▸ Exercise prompt
Each record that follows should be repeated exactly, minus any images.

*** Opening of Supplied material ***

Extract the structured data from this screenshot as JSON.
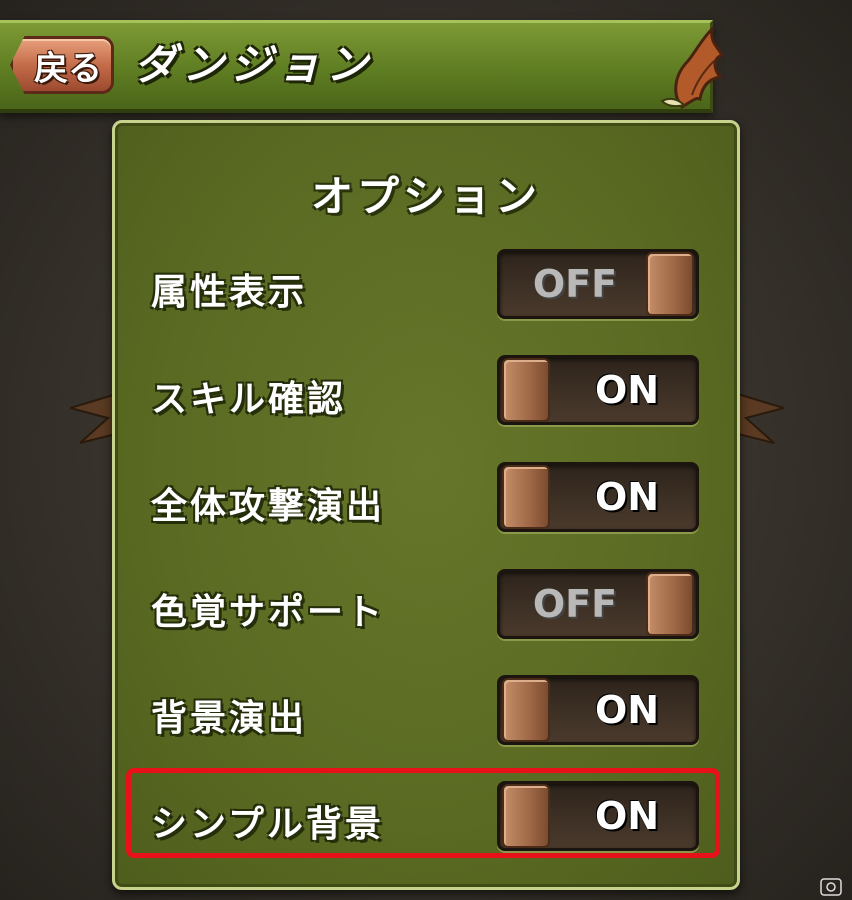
{
  "header": {
    "back_label": "戻る",
    "title": "ダンジョン"
  },
  "panel": {
    "title": "オプション",
    "options": [
      {
        "label": "属性表示",
        "state": "OFF"
      },
      {
        "label": "スキル確認",
        "state": "ON"
      },
      {
        "label": "全体攻撃演出",
        "state": "ON"
      },
      {
        "label": "色覚サポート",
        "state": "OFF"
      },
      {
        "label": "背景演出",
        "state": "ON"
      },
      {
        "label": "シンプル背景",
        "state": "ON",
        "highlighted": true
      }
    ]
  },
  "colors": {
    "header_green": "#6b8a28",
    "panel_green": "#5e6e24",
    "toggle_track": "#3a2d22",
    "knob_brown": "#a26a48",
    "highlight_red": "#e8111a"
  }
}
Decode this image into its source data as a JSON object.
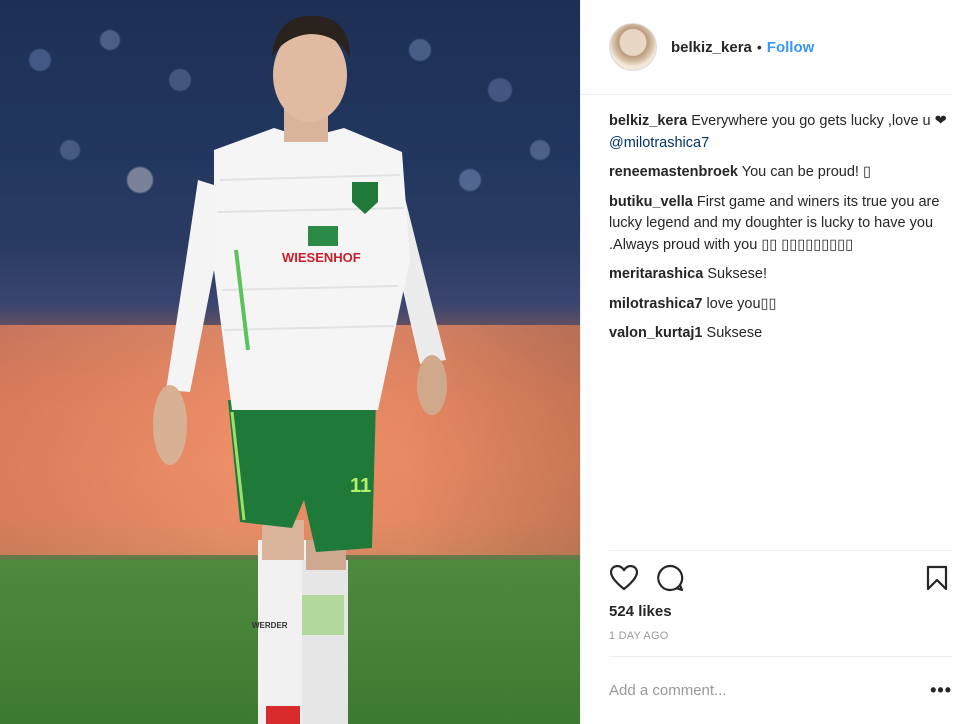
{
  "post": {
    "author": {
      "username": "belkiz_kera",
      "separator": "•",
      "follow_label": "Follow"
    },
    "jersey": {
      "sponsor": "WIESENHOF",
      "number": "11",
      "sock_text": "WERDER"
    },
    "comments": [
      {
        "user": "belkiz_kera",
        "text": "Everywhere you go gets lucky ,love u ❤ ",
        "mention": "@milotrashica7"
      },
      {
        "user": "reneemastenbroek",
        "text": "You can be proud! ▯",
        "mention": ""
      },
      {
        "user": "butiku_vella",
        "text": "First game and winers its true you are lucky legend and my doughter is lucky to have you .Always proud with you ▯▯ ▯▯▯▯▯▯▯▯▯",
        "mention": ""
      },
      {
        "user": "meritarashica",
        "text": "Suksese!",
        "mention": ""
      },
      {
        "user": "milotrashica7",
        "text": "love you▯▯",
        "mention": ""
      },
      {
        "user": "valon_kurtaj1",
        "text": "Suksese",
        "mention": ""
      }
    ],
    "icons": [
      "heart-icon",
      "comment-icon",
      "bookmark-icon",
      "more-icon"
    ],
    "likes_label": "524 likes",
    "timestamp": "1 DAY AGO",
    "add_comment_placeholder": "Add a comment...",
    "more_label": "•••"
  },
  "colors": {
    "link": "#3897f0",
    "text": "#262626",
    "muted": "#999999",
    "jersey_green": "#1f7a3a",
    "divider": "#efefef"
  }
}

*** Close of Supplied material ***

▸ Written response
Extract the structured data from this screenshot as JSON.
{
  "header": {
    "back_label": "戻る",
    "title": "ダンジョン"
  },
  "panel": {
    "title": "オプション",
    "options": [
      {
        "label": "属性表示",
        "state": "OFF"
      },
      {
        "label": "スキル確認",
        "state": "ON"
      },
      {
        "label": "全体攻撃演出",
        "state": "ON"
      },
      {
        "label": "色覚サポート",
        "state": "OFF"
      },
      {
        "label": "背景演出",
        "state": "ON"
      },
      {
        "label": "シンプル背景",
        "state": "ON",
        "highlighted": true
      }
    ]
  },
  "colors": {
    "header_green": "#6b8a28",
    "panel_green": "#5e6e24",
    "toggle_track": "#3a2d22",
    "knob_brown": "#a26a48",
    "highlight_red": "#e8111a"
  }
}
Decode this image into its source data as a JSON object.
{
  "post": {
    "author": {
      "username": "belkiz_kera",
      "separator": "•",
      "follow_label": "Follow"
    },
    "jersey": {
      "sponsor": "WIESENHOF",
      "number": "11",
      "sock_text": "WERDER"
    },
    "comments": [
      {
        "user": "belkiz_kera",
        "text": "Everywhere you go gets lucky ,love u ❤ ",
        "mention": "@milotrashica7"
      },
      {
        "user": "reneemastenbroek",
        "text": "You can be proud! ▯",
        "mention": ""
      },
      {
        "user": "butiku_vella",
        "text": "First game and winers its true you are lucky legend and my doughter is lucky to have you .Always proud with you ▯▯ ▯▯▯▯▯▯▯▯▯",
        "mention": ""
      },
      {
        "user": "meritarashica",
        "text": "Suksese!",
        "mention": ""
      },
      {
        "user": "milotrashica7",
        "text": "love you▯▯",
        "mention": ""
      },
      {
        "user": "valon_kurtaj1",
        "text": "Suksese",
        "mention": ""
      }
    ],
    "icons": [
      "heart-icon",
      "comment-icon",
      "bookmark-icon",
      "more-icon"
    ],
    "likes_label": "524 likes",
    "timestamp": "1 DAY AGO",
    "add_comment_placeholder": "Add a comment...",
    "more_label": "•••"
  },
  "colors": {
    "link": "#3897f0",
    "text": "#262626",
    "muted": "#999999",
    "jersey_green": "#1f7a3a",
    "divider": "#efefef"
  }
}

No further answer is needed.